When it comes to quick and easy there’s nothing quite like a great stir-fry. I first featured this meal in my post about weekend dinners and meal planning. The key to a great stir-fry is flavor and for that you need a solid understanding of Asian cooking or great recipes and cookbooks.
I have posted about Phoenix Claws and Jade Trees before. This is a fantastic book to teach you technique. He even encourages you to use what you have once you understand the different traditional techniques. For this particular dinner I went to Every Grain of Rice by Fuchsia Dunlop. Her books have won many awards and give you more of the “traditional” recipes for dishes you might find in your local Chinese restaurant. She does go well beyond that too but if you’re wanting specific recipes her books are a great place to head.
The first recipe was for Stir-Fried Beef with Black Bean and Chili.
- ½ teaspoon dark soy sayce
- 1 teaspoon light soy sauce
- 1 teaspoon shaoxing wine
- 1 ½ teaspoon potato flour
- 2 teaspoon water
- 11 ounces lean sirloin
- ¼ red bell pepper, julienned or cut into thin strips
- ¼ green bell pepper, julienned or cut into thin strips
- A small bunch cilantro, leaves only
- 3 tablespoons wok oil, or canola
- 60 grams Dragonfly Black Bean Sauce
- 30 grams PiXianDouBan (一线豆瓣) (Green Food Broad Bean Paste)
- A pinch of Salt
- 1 teaspoon sesame oil
Start with slicing up the beef. Since this is a lean beef slice it to the desired size as there isn’t much fat or marbling to cause shrinkage. The spices should be uniform and thin.
In a bowl large enough to toss the beef in make the marinade. This is actually more of a paste so use a rubber spatula to mix the ingredients and not a whisk. It will look like there isn’t much of the paste but once you put your beef in and toss it there will be enough for a light coating on all the beef. Set aside until you’re ready to cook.
Heat your wok with the oil to as high of a temperature as you can. Stir-fries are meant to be done in over the top heated pans. That’s why some stoves will have a burner specifically designed for a wok. This is not just to hold the odd shaped pan but it’s a hotter flame as well. If you’re using an electric wok as I do set it to it’s highest setting.

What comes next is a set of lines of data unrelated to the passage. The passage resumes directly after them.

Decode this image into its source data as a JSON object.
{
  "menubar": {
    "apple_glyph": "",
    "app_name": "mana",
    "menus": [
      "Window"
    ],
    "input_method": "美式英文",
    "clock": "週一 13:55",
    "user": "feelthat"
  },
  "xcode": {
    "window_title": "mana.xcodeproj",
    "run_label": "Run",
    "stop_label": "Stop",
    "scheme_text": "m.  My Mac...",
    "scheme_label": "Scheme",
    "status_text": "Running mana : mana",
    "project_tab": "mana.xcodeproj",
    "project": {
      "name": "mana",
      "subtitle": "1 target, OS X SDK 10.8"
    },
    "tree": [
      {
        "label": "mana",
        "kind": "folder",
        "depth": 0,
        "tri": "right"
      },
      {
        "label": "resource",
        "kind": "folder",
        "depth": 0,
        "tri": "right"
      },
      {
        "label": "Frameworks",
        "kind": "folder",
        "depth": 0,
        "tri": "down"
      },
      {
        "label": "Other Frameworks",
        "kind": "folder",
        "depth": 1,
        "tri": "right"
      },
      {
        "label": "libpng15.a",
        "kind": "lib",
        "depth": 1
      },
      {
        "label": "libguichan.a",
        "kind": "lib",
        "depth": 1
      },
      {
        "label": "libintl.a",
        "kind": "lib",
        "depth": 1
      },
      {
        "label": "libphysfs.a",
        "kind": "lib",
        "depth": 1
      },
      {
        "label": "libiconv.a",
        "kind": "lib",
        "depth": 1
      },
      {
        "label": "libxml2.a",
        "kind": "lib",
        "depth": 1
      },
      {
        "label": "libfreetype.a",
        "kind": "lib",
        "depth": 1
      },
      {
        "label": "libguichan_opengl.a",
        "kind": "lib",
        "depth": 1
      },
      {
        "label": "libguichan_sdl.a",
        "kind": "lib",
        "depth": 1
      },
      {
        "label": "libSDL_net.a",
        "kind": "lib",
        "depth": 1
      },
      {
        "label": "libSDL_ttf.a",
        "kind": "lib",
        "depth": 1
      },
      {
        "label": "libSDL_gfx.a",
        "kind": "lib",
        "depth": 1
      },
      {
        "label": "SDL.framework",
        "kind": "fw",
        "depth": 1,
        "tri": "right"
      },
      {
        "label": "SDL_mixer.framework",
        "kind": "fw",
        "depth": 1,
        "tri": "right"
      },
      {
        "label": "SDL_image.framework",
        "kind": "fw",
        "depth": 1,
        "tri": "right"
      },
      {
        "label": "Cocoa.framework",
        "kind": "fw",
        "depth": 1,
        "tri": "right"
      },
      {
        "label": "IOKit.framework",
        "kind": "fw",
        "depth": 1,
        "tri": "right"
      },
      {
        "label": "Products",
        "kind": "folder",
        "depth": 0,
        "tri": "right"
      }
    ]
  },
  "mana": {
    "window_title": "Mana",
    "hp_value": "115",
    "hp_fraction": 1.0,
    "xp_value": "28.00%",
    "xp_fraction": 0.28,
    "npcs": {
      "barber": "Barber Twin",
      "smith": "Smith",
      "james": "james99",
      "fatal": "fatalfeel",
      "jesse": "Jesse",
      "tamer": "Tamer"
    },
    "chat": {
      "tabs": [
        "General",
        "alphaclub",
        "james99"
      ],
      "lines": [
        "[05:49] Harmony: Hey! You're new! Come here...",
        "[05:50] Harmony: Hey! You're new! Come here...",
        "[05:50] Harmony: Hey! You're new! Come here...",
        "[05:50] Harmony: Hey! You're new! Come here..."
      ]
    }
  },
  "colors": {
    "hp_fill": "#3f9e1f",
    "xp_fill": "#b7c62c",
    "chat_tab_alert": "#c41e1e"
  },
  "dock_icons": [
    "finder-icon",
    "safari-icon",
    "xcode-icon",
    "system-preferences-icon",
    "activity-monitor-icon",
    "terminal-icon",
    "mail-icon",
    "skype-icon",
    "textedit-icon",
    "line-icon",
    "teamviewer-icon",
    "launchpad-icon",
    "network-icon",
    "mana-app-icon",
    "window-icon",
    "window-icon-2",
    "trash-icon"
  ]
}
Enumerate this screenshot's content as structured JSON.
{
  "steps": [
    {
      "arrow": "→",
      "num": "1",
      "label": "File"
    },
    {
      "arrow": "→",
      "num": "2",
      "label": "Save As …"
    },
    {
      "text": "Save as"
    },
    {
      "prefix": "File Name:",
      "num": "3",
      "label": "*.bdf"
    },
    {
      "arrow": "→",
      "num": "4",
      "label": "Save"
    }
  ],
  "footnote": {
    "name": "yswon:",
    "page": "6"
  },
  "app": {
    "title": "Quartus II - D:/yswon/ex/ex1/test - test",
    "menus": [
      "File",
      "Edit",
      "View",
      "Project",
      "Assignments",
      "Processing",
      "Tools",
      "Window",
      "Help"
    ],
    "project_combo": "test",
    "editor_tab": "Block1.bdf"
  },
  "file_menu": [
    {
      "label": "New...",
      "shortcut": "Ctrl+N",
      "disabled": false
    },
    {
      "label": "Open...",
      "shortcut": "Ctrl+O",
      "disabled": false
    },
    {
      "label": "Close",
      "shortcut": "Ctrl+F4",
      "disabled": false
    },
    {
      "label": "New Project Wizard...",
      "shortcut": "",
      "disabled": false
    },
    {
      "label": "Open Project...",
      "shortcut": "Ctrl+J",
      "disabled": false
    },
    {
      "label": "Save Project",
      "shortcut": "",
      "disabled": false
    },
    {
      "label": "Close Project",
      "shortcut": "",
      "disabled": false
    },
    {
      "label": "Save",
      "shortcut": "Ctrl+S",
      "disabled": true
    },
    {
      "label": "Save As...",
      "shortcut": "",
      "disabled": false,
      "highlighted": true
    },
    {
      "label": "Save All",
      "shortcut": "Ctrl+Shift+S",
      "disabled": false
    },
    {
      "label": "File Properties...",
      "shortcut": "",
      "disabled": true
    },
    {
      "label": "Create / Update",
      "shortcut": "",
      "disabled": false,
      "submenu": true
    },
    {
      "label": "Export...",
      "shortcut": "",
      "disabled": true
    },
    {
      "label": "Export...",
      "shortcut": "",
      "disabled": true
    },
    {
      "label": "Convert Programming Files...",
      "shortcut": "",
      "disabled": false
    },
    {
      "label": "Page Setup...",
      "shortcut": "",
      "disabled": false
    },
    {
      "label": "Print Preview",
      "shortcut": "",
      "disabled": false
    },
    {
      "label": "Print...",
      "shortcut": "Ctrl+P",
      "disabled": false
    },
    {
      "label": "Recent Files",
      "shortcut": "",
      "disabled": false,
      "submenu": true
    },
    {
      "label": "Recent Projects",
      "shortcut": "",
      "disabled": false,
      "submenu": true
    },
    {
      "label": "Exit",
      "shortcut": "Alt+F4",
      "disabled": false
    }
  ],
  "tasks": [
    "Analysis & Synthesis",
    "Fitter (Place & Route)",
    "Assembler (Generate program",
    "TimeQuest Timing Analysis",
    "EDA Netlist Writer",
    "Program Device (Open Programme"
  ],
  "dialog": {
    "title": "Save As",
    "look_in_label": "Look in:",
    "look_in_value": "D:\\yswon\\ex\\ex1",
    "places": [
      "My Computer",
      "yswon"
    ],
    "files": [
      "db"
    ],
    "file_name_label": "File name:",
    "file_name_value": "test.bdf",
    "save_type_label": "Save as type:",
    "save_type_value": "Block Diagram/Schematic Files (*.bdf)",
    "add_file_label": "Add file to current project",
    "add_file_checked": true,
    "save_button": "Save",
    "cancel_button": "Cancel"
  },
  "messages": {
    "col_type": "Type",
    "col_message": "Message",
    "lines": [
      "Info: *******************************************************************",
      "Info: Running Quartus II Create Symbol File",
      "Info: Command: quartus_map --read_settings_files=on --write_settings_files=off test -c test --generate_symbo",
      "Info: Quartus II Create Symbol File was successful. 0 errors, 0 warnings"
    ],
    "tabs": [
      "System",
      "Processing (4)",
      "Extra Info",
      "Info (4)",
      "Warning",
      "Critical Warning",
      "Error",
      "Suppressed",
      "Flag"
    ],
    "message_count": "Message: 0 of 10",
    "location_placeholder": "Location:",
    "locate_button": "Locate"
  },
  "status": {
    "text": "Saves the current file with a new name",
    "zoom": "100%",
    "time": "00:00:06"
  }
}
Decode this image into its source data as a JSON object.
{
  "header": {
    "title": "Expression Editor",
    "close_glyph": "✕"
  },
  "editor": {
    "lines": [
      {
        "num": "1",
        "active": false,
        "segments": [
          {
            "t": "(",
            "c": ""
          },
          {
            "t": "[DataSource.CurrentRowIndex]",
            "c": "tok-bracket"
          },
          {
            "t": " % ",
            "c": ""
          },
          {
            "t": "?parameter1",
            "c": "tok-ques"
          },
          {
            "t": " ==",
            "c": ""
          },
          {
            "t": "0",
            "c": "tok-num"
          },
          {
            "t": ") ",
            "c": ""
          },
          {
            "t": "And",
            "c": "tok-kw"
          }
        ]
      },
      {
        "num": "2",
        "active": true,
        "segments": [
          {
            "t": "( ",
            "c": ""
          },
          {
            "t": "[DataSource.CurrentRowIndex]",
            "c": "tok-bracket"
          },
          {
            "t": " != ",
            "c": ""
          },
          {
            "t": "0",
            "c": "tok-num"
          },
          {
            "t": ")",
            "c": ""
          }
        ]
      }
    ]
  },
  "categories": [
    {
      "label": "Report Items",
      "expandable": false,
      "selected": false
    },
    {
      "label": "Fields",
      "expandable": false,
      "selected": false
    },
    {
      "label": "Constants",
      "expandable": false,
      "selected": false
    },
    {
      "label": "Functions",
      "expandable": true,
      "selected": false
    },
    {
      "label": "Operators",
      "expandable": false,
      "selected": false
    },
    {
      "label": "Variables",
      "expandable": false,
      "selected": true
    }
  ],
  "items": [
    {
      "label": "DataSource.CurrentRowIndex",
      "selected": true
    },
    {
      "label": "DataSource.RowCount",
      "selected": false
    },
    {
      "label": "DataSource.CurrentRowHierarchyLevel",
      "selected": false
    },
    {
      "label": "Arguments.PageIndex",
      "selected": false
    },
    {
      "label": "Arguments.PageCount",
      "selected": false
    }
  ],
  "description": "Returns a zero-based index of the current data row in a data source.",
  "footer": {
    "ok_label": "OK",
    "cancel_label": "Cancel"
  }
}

Once hot add the beef just until browned. These thin small pieces will cook quickly so there’s no need to get every piece fully browned at this point. Just stir-fry until the majority is browned. Add the peppers. Once there are no more signs of pink on the beef add the sauce and a pinch of salt. Stir-fry till well coated and hot. Pour into your desired serving dish. Add the cilantro and sesame oil immediately and toss one more time. Keep covered until ready to serve. (I used foil.)
The second recipe was for Stir-Fried Mushrooms with Garlic.
- 10 ounces Oyster Mushrooms
- 5 ounces Fresh Shiitake Mushrooms
- 2 tablespoons Wok Oil or Canola
- 3 Garlic Cloves, finely sliced
- 6 ounces Chicken Stock
- A Pinch of Salt
- 2 Green Onions, finely sliced
So this recipe calls for 15 ounces of mushrooms. I have a confession I couldn’t get any oyster mushrooms so I just got an assortment that was available. My advice is get at least two types, the more the better and the fresher or local ones will be the best.
Tear, cut or slice the mushrooms into bite size pieces. Heat the wok with the oil to it’s highest heat. Add the garlic until it’s aromatic. Add the mushrooms and stir-fry for just a couple minutes until they have begun to reduce in volume. Carefully pour in the stock. Continue to stir-fry until all the liquid has been absorbed. Salt to taste. Add in the green onion and give it one more good stir. Then pour into your preferred serving dish. Cover until you’re ready to serve.
Since stir-fries go so quickly we began the rice once all the ingredients we’re prepped. In out pressure cooker it goes rather quickly. Having your rice done before everything else is OK. It’s more important to have the stir-fries as hot as possible when you go to serve them.